# SUPPLIED MATERIAL
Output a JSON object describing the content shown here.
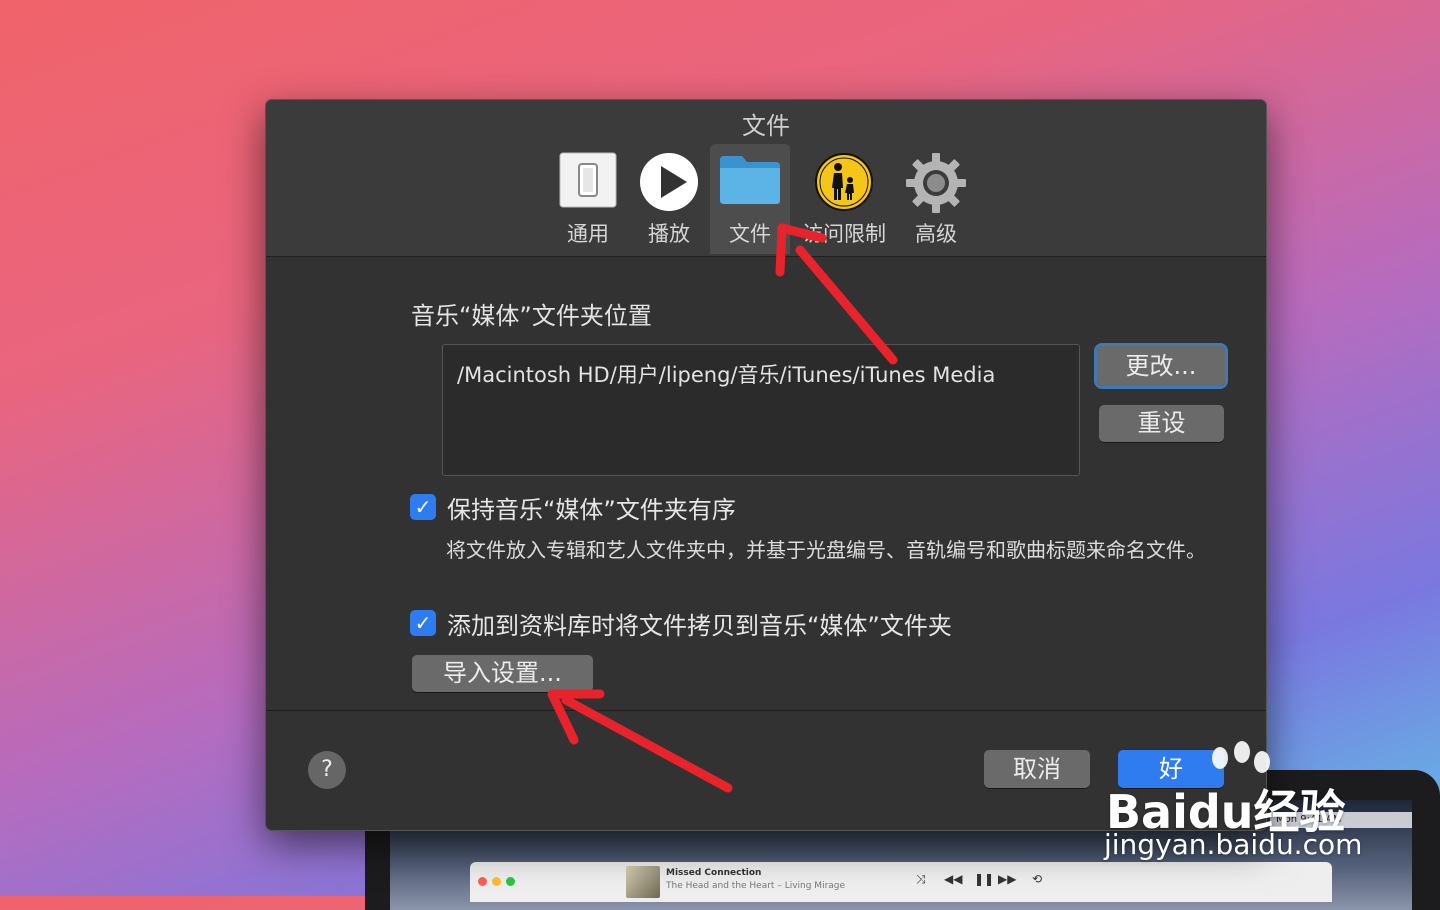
{
  "dialog": {
    "title": "文件",
    "tabs": [
      {
        "label": "通用",
        "icon": "general-switch-icon",
        "selected": false
      },
      {
        "label": "播放",
        "icon": "play-icon",
        "selected": false
      },
      {
        "label": "文件",
        "icon": "folder-icon",
        "selected": true
      },
      {
        "label": "访问限制",
        "icon": "parental-controls-icon",
        "selected": false
      },
      {
        "label": "高级",
        "icon": "gear-icon",
        "selected": false
      }
    ],
    "media_section_title": "音乐“媒体”文件夹位置",
    "media_path": "/Macintosh HD/用户/lipeng/音乐/iTunes/iTunes Media",
    "change_button": "更改...",
    "reset_button": "重设",
    "keep_organized": {
      "label": "保持音乐“媒体”文件夹有序",
      "checked": true
    },
    "keep_organized_desc": "将文件放入专辑和艺人文件夹中，并基于光盘编号、音轨编号和歌曲标题来命名文件。",
    "copy_to_media": {
      "label": "添加到资料库时将文件拷贝到音乐“媒体”文件夹",
      "checked": true
    },
    "import_settings_button": "导入设置...",
    "help_button": "?",
    "cancel_button": "取消",
    "ok_button": "好"
  },
  "background": {
    "menubar_clock": "Mon 9:41 AM",
    "player_song": "Missed Connection",
    "player_subtitle": "The Head and the Heart – Living Mirage"
  },
  "watermark": {
    "brand": "Baidu经验",
    "url": "jingyan.baidu.com"
  },
  "colors": {
    "accent": "#2f7bf0",
    "annotation_arrow": "#e8232b",
    "dialog_bg": "#323232"
  }
}
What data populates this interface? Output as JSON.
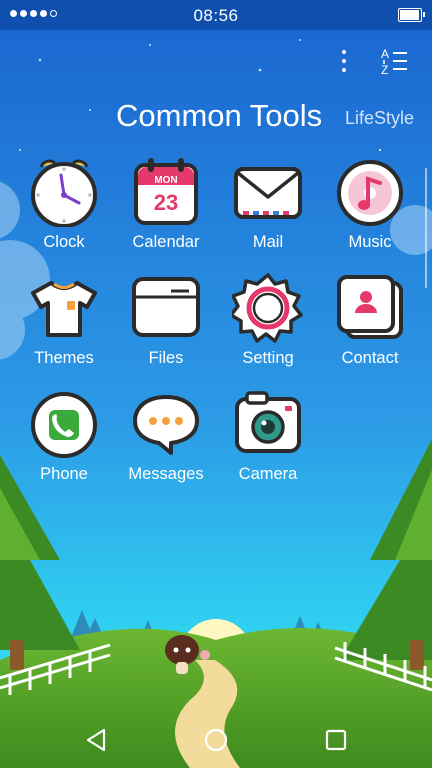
{
  "status_bar": {
    "time": "08:56",
    "signal_bars": 5,
    "signal_active": 4,
    "battery_level": 0.85
  },
  "header": {
    "title": "Common Tools",
    "subtitle": "LifeStyle",
    "menu_icon": "more-vertical-icon",
    "sort_icon": "sort-az-icon"
  },
  "apps": [
    {
      "label": "Clock",
      "icon": "clock-icon"
    },
    {
      "label": "Calendar",
      "icon": "calendar-icon",
      "month": "MON",
      "day": "23"
    },
    {
      "label": "Mail",
      "icon": "mail-icon"
    },
    {
      "label": "Music",
      "icon": "music-icon"
    },
    {
      "label": "Themes",
      "icon": "tshirt-icon"
    },
    {
      "label": "Files",
      "icon": "folder-icon"
    },
    {
      "label": "Setting",
      "icon": "gear-icon"
    },
    {
      "label": "Contact",
      "icon": "contact-icon"
    },
    {
      "label": "Phone",
      "icon": "phone-icon"
    },
    {
      "label": "Messages",
      "icon": "chat-icon"
    },
    {
      "label": "Camera",
      "icon": "camera-icon"
    }
  ],
  "nav_bar": {
    "back_icon": "back-icon",
    "home_icon": "home-icon",
    "recents_icon": "recents-icon"
  },
  "colors": {
    "sky_top": "#1f6fd6",
    "sky_bottom": "#2ad0f0",
    "grass": "#5aa428",
    "accent_pink": "#e5396b"
  }
}
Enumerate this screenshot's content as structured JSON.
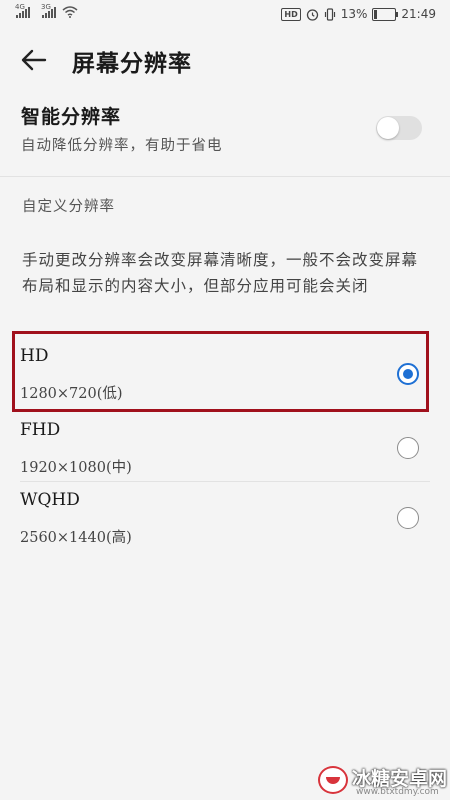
{
  "status_bar": {
    "sim1_type": "4G",
    "sim2_type": "3G",
    "hd_badge": "HD",
    "battery_percent": "13%",
    "battery_level": 0.13,
    "time": "21:49"
  },
  "app_bar": {
    "title": "屏幕分辨率"
  },
  "smart_resolution": {
    "title": "智能分辨率",
    "subtitle": "自动降低分辨率，有助于省电",
    "enabled": false
  },
  "custom_section": {
    "header": "自定义分辨率",
    "description": "手动更改分辨率会改变屏幕清晰度，一般不会改变屏幕布局和显示的内容大小，但部分应用可能会关闭"
  },
  "options": [
    {
      "name": "HD",
      "resolution": "1280×720(低)",
      "selected": true
    },
    {
      "name": "FHD",
      "resolution": "1920×1080(中)",
      "selected": false
    },
    {
      "name": "WQHD",
      "resolution": "2560×1440(高)",
      "selected": false
    }
  ],
  "colors": {
    "accent": "#1e70d4",
    "highlight_border": "#a0101c"
  },
  "watermark": {
    "text": "冰糖安卓网",
    "url": "www.btxtdmy.com"
  }
}
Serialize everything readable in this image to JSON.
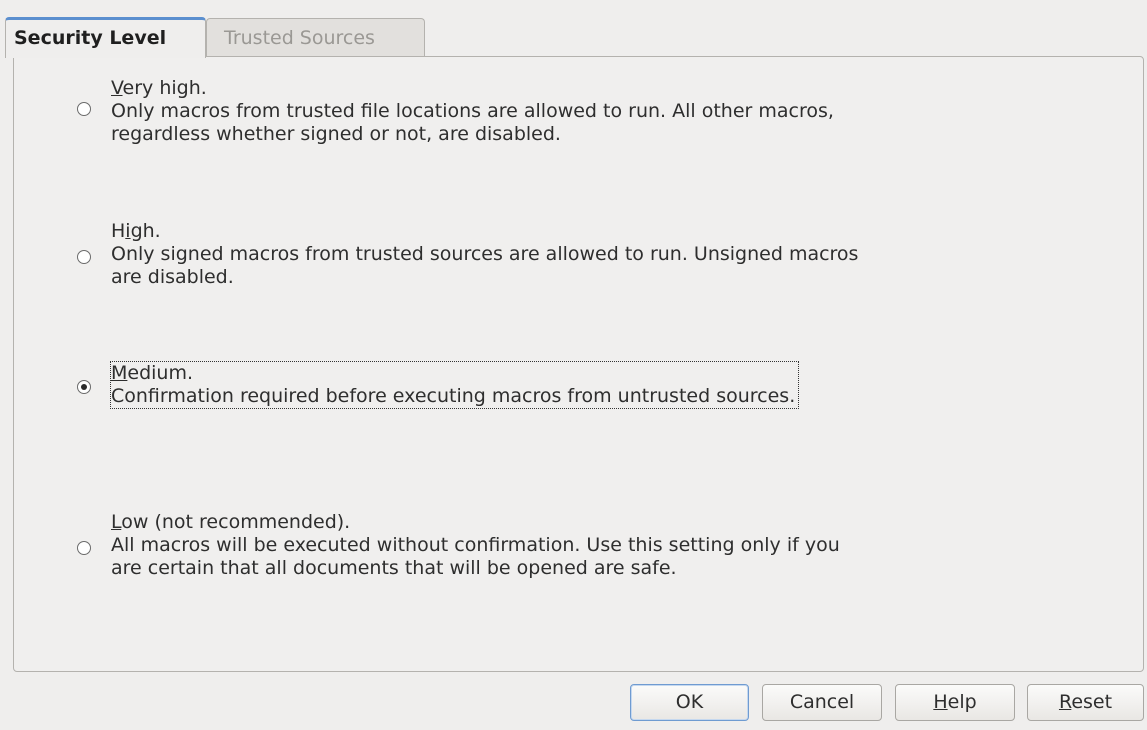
{
  "tabs": [
    {
      "label": "Security Level",
      "active": true
    },
    {
      "label": "Trusted Sources",
      "active": false
    }
  ],
  "security_options": [
    {
      "mnemonic": "V",
      "title_rest": "ery high.",
      "description_lines": [
        "Only macros from trusted file locations are allowed to run. All other macros,",
        "regardless whether signed or not, are disabled."
      ],
      "selected": false
    },
    {
      "title_pre": "H",
      "mnemonic": "i",
      "title_rest": "gh.",
      "description_lines": [
        "Only signed macros from trusted sources are allowed to run. Unsigned macros",
        "are disabled."
      ],
      "selected": false
    },
    {
      "mnemonic": "M",
      "title_rest": "edium.",
      "description_lines": [
        "Confirmation required before executing macros from untrusted sources."
      ],
      "selected": true
    },
    {
      "mnemonic": "L",
      "title_rest": "ow (not recommended).",
      "description_lines": [
        "All macros will be executed without confirmation. Use this setting only if you",
        "are certain that all documents that will be opened are safe."
      ],
      "selected": false
    }
  ],
  "buttons": {
    "ok": {
      "label": "OK",
      "default": true
    },
    "cancel": {
      "label": "Cancel"
    },
    "help": {
      "mnemonic": "H",
      "rest": "elp"
    },
    "reset": {
      "mnemonic": "R",
      "rest": "eset"
    }
  },
  "colors": {
    "accent": "#5b8fcf",
    "background": "#efeeed"
  }
}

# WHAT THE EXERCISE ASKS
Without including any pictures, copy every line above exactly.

# WRITTEN SOLUTION
Output a JSON object describing the content shown here.
{
  "dialog": {
    "title": "文件",
    "tabs": [
      {
        "label": "通用",
        "icon": "general-switch-icon",
        "selected": false
      },
      {
        "label": "播放",
        "icon": "play-icon",
        "selected": false
      },
      {
        "label": "文件",
        "icon": "folder-icon",
        "selected": true
      },
      {
        "label": "访问限制",
        "icon": "parental-controls-icon",
        "selected": false
      },
      {
        "label": "高级",
        "icon": "gear-icon",
        "selected": false
      }
    ],
    "media_section_title": "音乐“媒体”文件夹位置",
    "media_path": "/Macintosh HD/用户/lipeng/音乐/iTunes/iTunes Media",
    "change_button": "更改...",
    "reset_button": "重设",
    "keep_organized": {
      "label": "保持音乐“媒体”文件夹有序",
      "checked": true
    },
    "keep_organized_desc": "将文件放入专辑和艺人文件夹中，并基于光盘编号、音轨编号和歌曲标题来命名文件。",
    "copy_to_media": {
      "label": "添加到资料库时将文件拷贝到音乐“媒体”文件夹",
      "checked": true
    },
    "import_settings_button": "导入设置...",
    "help_button": "?",
    "cancel_button": "取消",
    "ok_button": "好"
  },
  "background": {
    "menubar_clock": "Mon 9:41 AM",
    "player_song": "Missed Connection",
    "player_subtitle": "The Head and the Heart – Living Mirage"
  },
  "watermark": {
    "brand": "Baidu经验",
    "url": "jingyan.baidu.com"
  },
  "colors": {
    "accent": "#2f7bf0",
    "annotation_arrow": "#e8232b",
    "dialog_bg": "#323232"
  }
}
What data populates this interface? Output as JSON.
{
  "status_bar": {
    "time": "08:56",
    "signal_bars": 5,
    "signal_active": 4,
    "battery_level": 0.85
  },
  "header": {
    "title": "Common Tools",
    "subtitle": "LifeStyle",
    "menu_icon": "more-vertical-icon",
    "sort_icon": "sort-az-icon"
  },
  "apps": [
    {
      "label": "Clock",
      "icon": "clock-icon"
    },
    {
      "label": "Calendar",
      "icon": "calendar-icon",
      "month": "MON",
      "day": "23"
    },
    {
      "label": "Mail",
      "icon": "mail-icon"
    },
    {
      "label": "Music",
      "icon": "music-icon"
    },
    {
      "label": "Themes",
      "icon": "tshirt-icon"
    },
    {
      "label": "Files",
      "icon": "folder-icon"
    },
    {
      "label": "Setting",
      "icon": "gear-icon"
    },
    {
      "label": "Contact",
      "icon": "contact-icon"
    },
    {
      "label": "Phone",
      "icon": "phone-icon"
    },
    {
      "label": "Messages",
      "icon": "chat-icon"
    },
    {
      "label": "Camera",
      "icon": "camera-icon"
    }
  ],
  "nav_bar": {
    "back_icon": "back-icon",
    "home_icon": "home-icon",
    "recents_icon": "recents-icon"
  },
  "colors": {
    "sky_top": "#1f6fd6",
    "sky_bottom": "#2ad0f0",
    "grass": "#5aa428",
    "accent_pink": "#e5396b"
  }
}
Enumerate this screenshot's content as structured JSON.
{
  "status_bar": {
    "sim1_type": "4G",
    "sim2_type": "3G",
    "hd_badge": "HD",
    "battery_percent": "13%",
    "battery_level": 0.13,
    "time": "21:49"
  },
  "app_bar": {
    "title": "屏幕分辨率"
  },
  "smart_resolution": {
    "title": "智能分辨率",
    "subtitle": "自动降低分辨率，有助于省电",
    "enabled": false
  },
  "custom_section": {
    "header": "自定义分辨率",
    "description": "手动更改分辨率会改变屏幕清晰度，一般不会改变屏幕布局和显示的内容大小，但部分应用可能会关闭"
  },
  "options": [
    {
      "name": "HD",
      "resolution": "1280×720(低)",
      "selected": true
    },
    {
      "name": "FHD",
      "resolution": "1920×1080(中)",
      "selected": false
    },
    {
      "name": "WQHD",
      "resolution": "2560×1440(高)",
      "selected": false
    }
  ],
  "colors": {
    "accent": "#1e70d4",
    "highlight_border": "#a0101c"
  },
  "watermark": {
    "text": "冰糖安卓网",
    "url": "www.btxtdmy.com"
  }
}
Serialize everything readable in this image to JSON.
{
  "tabs": [
    {
      "label": "Security Level",
      "active": true
    },
    {
      "label": "Trusted Sources",
      "active": false
    }
  ],
  "security_options": [
    {
      "mnemonic": "V",
      "title_rest": "ery high.",
      "description_lines": [
        "Only macros from trusted file locations are allowed to run. All other macros,",
        "regardless whether signed or not, are disabled."
      ],
      "selected": false
    },
    {
      "title_pre": "H",
      "mnemonic": "i",
      "title_rest": "gh.",
      "description_lines": [
        "Only signed macros from trusted sources are allowed to run. Unsigned macros",
        "are disabled."
      ],
      "selected": false
    },
    {
      "mnemonic": "M",
      "title_rest": "edium.",
      "description_lines": [
        "Confirmation required before executing macros from untrusted sources."
      ],
      "selected": true
    },
    {
      "mnemonic": "L",
      "title_rest": "ow (not recommended).",
      "description_lines": [
        "All macros will be executed without confirmation. Use this setting only if you",
        "are certain that all documents that will be opened are safe."
      ],
      "selected": false
    }
  ],
  "buttons": {
    "ok": {
      "label": "OK",
      "default": true
    },
    "cancel": {
      "label": "Cancel"
    },
    "help": {
      "mnemonic": "H",
      "rest": "elp"
    },
    "reset": {
      "mnemonic": "R",
      "rest": "eset"
    }
  },
  "colors": {
    "accent": "#5b8fcf",
    "background": "#efeeed"
  }
}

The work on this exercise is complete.